■ Task item
Every line of the material must be written out again unchanged.

■ Task data
┌──

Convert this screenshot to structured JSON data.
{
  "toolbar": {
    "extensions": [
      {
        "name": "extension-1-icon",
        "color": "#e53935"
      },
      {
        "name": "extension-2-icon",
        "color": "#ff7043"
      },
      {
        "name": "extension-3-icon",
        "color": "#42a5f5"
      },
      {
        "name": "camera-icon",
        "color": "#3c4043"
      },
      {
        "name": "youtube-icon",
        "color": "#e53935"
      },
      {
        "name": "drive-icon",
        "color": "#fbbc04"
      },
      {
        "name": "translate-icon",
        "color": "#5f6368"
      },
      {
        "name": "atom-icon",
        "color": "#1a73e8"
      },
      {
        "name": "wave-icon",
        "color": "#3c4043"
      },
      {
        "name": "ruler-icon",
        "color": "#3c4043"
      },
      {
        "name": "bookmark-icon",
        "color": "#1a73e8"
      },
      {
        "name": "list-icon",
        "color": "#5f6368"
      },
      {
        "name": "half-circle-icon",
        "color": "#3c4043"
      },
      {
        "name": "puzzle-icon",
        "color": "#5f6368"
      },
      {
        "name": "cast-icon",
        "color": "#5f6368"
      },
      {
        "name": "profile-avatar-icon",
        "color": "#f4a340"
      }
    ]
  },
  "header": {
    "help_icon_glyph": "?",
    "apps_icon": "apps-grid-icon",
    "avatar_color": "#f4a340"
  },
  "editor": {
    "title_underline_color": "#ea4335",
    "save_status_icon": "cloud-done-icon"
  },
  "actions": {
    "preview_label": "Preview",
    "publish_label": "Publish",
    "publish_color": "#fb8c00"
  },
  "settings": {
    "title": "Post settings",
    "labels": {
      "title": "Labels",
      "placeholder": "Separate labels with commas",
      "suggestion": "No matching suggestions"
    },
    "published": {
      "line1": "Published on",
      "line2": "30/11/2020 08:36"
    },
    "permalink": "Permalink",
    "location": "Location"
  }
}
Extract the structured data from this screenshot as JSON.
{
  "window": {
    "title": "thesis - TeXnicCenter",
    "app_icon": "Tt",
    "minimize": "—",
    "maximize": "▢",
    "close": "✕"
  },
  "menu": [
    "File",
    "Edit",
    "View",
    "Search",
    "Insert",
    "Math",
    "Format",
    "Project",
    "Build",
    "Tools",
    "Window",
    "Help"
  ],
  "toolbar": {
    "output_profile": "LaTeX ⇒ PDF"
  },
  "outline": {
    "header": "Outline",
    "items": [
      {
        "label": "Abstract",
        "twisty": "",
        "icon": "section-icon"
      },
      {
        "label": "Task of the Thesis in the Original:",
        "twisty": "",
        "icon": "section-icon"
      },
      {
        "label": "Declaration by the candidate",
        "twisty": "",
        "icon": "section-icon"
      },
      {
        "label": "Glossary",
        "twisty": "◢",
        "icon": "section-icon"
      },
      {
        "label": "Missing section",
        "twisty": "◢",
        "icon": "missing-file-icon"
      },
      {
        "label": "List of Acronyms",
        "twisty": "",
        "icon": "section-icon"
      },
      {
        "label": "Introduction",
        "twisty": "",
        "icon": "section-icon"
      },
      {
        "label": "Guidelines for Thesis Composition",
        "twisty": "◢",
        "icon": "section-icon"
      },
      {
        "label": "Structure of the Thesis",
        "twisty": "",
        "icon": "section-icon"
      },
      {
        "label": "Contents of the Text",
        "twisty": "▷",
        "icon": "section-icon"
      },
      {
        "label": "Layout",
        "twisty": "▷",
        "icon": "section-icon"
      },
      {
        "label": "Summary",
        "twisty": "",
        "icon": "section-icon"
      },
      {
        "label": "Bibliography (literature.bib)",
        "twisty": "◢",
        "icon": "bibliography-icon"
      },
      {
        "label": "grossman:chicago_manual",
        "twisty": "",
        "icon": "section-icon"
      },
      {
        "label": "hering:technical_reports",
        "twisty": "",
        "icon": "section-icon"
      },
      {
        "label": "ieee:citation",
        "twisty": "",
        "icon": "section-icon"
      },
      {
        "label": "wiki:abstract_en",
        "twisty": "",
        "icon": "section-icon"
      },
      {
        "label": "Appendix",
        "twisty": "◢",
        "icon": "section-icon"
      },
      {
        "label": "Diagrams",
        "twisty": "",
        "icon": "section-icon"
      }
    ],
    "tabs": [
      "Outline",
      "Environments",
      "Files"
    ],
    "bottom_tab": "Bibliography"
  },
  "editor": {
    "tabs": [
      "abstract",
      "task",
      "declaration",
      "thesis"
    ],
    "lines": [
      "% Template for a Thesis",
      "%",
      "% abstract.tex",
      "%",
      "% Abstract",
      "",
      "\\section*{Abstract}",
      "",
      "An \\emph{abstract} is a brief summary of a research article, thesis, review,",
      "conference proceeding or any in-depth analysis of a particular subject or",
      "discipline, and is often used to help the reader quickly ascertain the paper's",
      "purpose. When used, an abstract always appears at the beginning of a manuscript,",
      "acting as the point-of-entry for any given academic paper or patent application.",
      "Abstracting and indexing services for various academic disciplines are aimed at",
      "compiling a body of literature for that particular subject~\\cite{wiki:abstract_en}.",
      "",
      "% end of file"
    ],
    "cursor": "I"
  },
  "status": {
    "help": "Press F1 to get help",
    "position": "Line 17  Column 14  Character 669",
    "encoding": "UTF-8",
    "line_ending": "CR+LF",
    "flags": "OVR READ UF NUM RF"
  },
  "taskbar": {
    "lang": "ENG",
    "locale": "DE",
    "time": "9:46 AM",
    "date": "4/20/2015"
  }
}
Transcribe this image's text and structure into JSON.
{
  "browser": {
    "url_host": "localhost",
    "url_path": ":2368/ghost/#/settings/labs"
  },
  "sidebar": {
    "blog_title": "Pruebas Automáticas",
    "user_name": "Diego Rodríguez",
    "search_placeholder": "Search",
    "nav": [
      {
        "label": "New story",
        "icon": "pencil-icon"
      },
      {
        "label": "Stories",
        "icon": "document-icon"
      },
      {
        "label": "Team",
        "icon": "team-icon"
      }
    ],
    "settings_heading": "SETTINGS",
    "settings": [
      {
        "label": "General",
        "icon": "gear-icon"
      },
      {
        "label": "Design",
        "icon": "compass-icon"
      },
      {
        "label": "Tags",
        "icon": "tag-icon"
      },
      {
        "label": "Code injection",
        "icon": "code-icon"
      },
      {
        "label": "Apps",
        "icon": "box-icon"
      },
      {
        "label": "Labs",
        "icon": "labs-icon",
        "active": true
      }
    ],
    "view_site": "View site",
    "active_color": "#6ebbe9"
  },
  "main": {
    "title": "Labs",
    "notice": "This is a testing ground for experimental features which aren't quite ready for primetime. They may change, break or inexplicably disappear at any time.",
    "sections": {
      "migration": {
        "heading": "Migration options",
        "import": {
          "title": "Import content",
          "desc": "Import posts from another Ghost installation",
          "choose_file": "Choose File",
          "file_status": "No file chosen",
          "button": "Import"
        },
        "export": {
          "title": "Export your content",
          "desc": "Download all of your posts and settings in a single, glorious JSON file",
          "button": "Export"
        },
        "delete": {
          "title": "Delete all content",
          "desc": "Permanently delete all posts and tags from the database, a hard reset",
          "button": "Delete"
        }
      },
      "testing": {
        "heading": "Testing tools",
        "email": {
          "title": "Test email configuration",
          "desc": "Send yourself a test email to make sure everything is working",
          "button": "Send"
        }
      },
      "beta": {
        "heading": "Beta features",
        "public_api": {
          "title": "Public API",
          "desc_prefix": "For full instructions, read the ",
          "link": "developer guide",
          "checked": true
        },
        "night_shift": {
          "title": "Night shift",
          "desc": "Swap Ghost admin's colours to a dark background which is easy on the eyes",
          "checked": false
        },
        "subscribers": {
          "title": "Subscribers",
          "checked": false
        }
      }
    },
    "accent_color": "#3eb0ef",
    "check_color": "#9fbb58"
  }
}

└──

■ Written response
Convert this screenshot to structured JSON data.
{
  "toolbar": {
    "extensions": [
      {
        "name": "extension-1-icon",
        "color": "#e53935"
      },
      {
        "name": "extension-2-icon",
        "color": "#ff7043"
      },
      {
        "name": "extension-3-icon",
        "color": "#42a5f5"
      },
      {
        "name": "camera-icon",
        "color": "#3c4043"
      },
      {
        "name": "youtube-icon",
        "color": "#e53935"
      },
      {
        "name": "drive-icon",
        "color": "#fbbc04"
      },
      {
        "name": "translate-icon",
        "color": "#5f6368"
      },
      {
        "name": "atom-icon",
        "color": "#1a73e8"
      },
      {
        "name": "wave-icon",
        "color": "#3c4043"
      },
      {
        "name": "ruler-icon",
        "color": "#3c4043"
      },
      {
        "name": "bookmark-icon",
        "color": "#1a73e8"
      },
      {
        "name": "list-icon",
        "color": "#5f6368"
      },
      {
        "name": "half-circle-icon",
        "color": "#3c4043"
      },
      {
        "name": "puzzle-icon",
        "color": "#5f6368"
      },
      {
        "name": "cast-icon",
        "color": "#5f6368"
      },
      {
        "name": "profile-avatar-icon",
        "color": "#f4a340"
      }
    ]
  },
  "header": {
    "help_icon_glyph": "?",
    "apps_icon": "apps-grid-icon",
    "avatar_color": "#f4a340"
  },
  "editor": {
    "title_underline_color": "#ea4335",
    "save_status_icon": "cloud-done-icon"
  },
  "actions": {
    "preview_label": "Preview",
    "publish_label": "Publish",
    "publish_color": "#fb8c00"
  },
  "settings": {
    "title": "Post settings",
    "labels": {
      "title": "Labels",
      "placeholder": "Separate labels with commas",
      "suggestion": "No matching suggestions"
    },
    "published": {
      "line1": "Published on",
      "line2": "30/11/2020 08:36"
    },
    "permalink": "Permalink",
    "location": "Location"
  }
}
Extract the structured data from this screenshot as JSON.
{
  "window": {
    "title": "thesis - TeXnicCenter",
    "app_icon": "Tt",
    "minimize": "—",
    "maximize": "▢",
    "close": "✕"
  },
  "menu": [
    "File",
    "Edit",
    "View",
    "Search",
    "Insert",
    "Math",
    "Format",
    "Project",
    "Build",
    "Tools",
    "Window",
    "Help"
  ],
  "toolbar": {
    "output_profile": "LaTeX ⇒ PDF"
  },
  "outline": {
    "header": "Outline",
    "items": [
      {
        "label": "Abstract",
        "twisty": "",
        "icon": "section-icon"
      },
      {
        "label": "Task of the Thesis in the Original:",
        "twisty": "",
        "icon": "section-icon"
      },
      {
        "label": "Declaration by the candidate",
        "twisty": "",
        "icon": "section-icon"
      },
      {
        "label": "Glossary",
        "twisty": "◢",
        "icon": "section-icon"
      },
      {
        "label": "Missing section",
        "twisty": "◢",
        "icon": "missing-file-icon"
      },
      {
        "label": "List of Acronyms",
        "twisty": "",
        "icon": "section-icon"
      },
      {
        "label": "Introduction",
        "twisty": "",
        "icon": "section-icon"
      },
      {
        "label": "Guidelines for Thesis Composition",
        "twisty": "◢",
        "icon": "section-icon"
      },
      {
        "label": "Structure of the Thesis",
        "twisty": "",
        "icon": "section-icon"
      },
      {
        "label": "Contents of the Text",
        "twisty": "▷",
        "icon": "section-icon"
      },
      {
        "label": "Layout",
        "twisty": "▷",
        "icon": "section-icon"
      },
      {
        "label": "Summary",
        "twisty": "",
        "icon": "section-icon"
      },
      {
        "label": "Bibliography (literature.bib)",
        "twisty": "◢",
        "icon": "bibliography-icon"
      },
      {
        "label": "grossman:chicago_manual",
        "twisty": "",
        "icon": "section-icon"
      },
      {
        "label": "hering:technical_reports",
        "twisty": "",
        "icon": "section-icon"
      },
      {
        "label": "ieee:citation",
        "twisty": "",
        "icon": "section-icon"
      },
      {
        "label": "wiki:abstract_en",
        "twisty": "",
        "icon": "section-icon"
      },
      {
        "label": "Appendix",
        "twisty": "◢",
        "icon": "section-icon"
      },
      {
        "label": "Diagrams",
        "twisty": "",
        "icon": "section-icon"
      }
    ],
    "tabs": [
      "Outline",
      "Environments",
      "Files"
    ],
    "bottom_tab": "Bibliography"
  },
  "editor": {
    "tabs": [
      "abstract",
      "task",
      "declaration",
      "thesis"
    ],
    "lines": [
      "% Template for a Thesis",
      "%",
      "% abstract.tex",
      "%",
      "% Abstract",
      "",
      "\\section*{Abstract}",
      "",
      "An \\emph{abstract} is a brief summary of a research article, thesis, review,",
      "conference proceeding or any in-depth analysis of a particular subject or",
      "discipline, and is often used to help the reader quickly ascertain the paper's",
      "purpose. When used, an abstract always appears at the beginning of a manuscript,",
      "acting as the point-of-entry for any given academic paper or patent application.",
      "Abstracting and indexing services for various academic disciplines are aimed at",
      "compiling a body of literature for that particular subject~\\cite{wiki:abstract_en}.",
      "",
      "% end of file"
    ],
    "cursor": "I"
  },
  "status": {
    "help": "Press F1 to get help",
    "position": "Line 17  Column 14  Character 669",
    "encoding": "UTF-8",
    "line_ending": "CR+LF",
    "flags": "OVR READ UF NUM RF"
  },
  "taskbar": {
    "lang": "ENG",
    "locale": "DE",
    "time": "9:46 AM",
    "date": "4/20/2015"
  }
}
Transcribe this image's text and structure into JSON.
{
  "browser": {
    "url_host": "localhost",
    "url_path": ":2368/ghost/#/settings/labs"
  },
  "sidebar": {
    "blog_title": "Pruebas Automáticas",
    "user_name": "Diego Rodríguez",
    "search_placeholder": "Search",
    "nav": [
      {
        "label": "New story",
        "icon": "pencil-icon"
      },
      {
        "label": "Stories",
        "icon": "document-icon"
      },
      {
        "label": "Team",
        "icon": "team-icon"
      }
    ],
    "settings_heading": "SETTINGS",
    "settings": [
      {
        "label": "General",
        "icon": "gear-icon"
      },
      {
        "label": "Design",
        "icon": "compass-icon"
      },
      {
        "label": "Tags",
        "icon": "tag-icon"
      },
      {
        "label": "Code injection",
        "icon": "code-icon"
      },
      {
        "label": "Apps",
        "icon": "box-icon"
      },
      {
        "label": "Labs",
        "icon": "labs-icon",
        "active": true
      }
    ],
    "view_site": "View site",
    "active_color": "#6ebbe9"
  },
  "main": {
    "title": "Labs",
    "notice": "This is a testing ground for experimental features which aren't quite ready for primetime. They may change, break or inexplicably disappear at any time.",
    "sections": {
      "migration": {
        "heading": "Migration options",
        "import": {
          "title": "Import content",
          "desc": "Import posts from another Ghost installation",
          "choose_file": "Choose File",
          "file_status": "No file chosen",
          "button": "Import"
        },
        "export": {
          "title": "Export your content",
          "desc": "Download all of your posts and settings in a single, glorious JSON file",
          "button": "Export"
        },
        "delete": {
          "title": "Delete all content",
          "desc": "Permanently delete all posts and tags from the database, a hard reset",
          "button": "Delete"
        }
      },
      "testing": {
        "heading": "Testing tools",
        "email": {
          "title": "Test email configuration",
          "desc": "Send yourself a test email to make sure everything is working",
          "button": "Send"
        }
      },
      "beta": {
        "heading": "Beta features",
        "public_api": {
          "title": "Public API",
          "desc_prefix": "For full instructions, read the ",
          "link": "developer guide",
          "checked": true
        },
        "night_shift": {
          "title": "Night shift",
          "desc": "Swap Ghost admin's colours to a dark background which is easy on the eyes",
          "checked": false
        },
        "subscribers": {
          "title": "Subscribers",
          "checked": false
        }
      }
    },
    "accent_color": "#3eb0ef",
    "check_color": "#9fbb58"
  }
}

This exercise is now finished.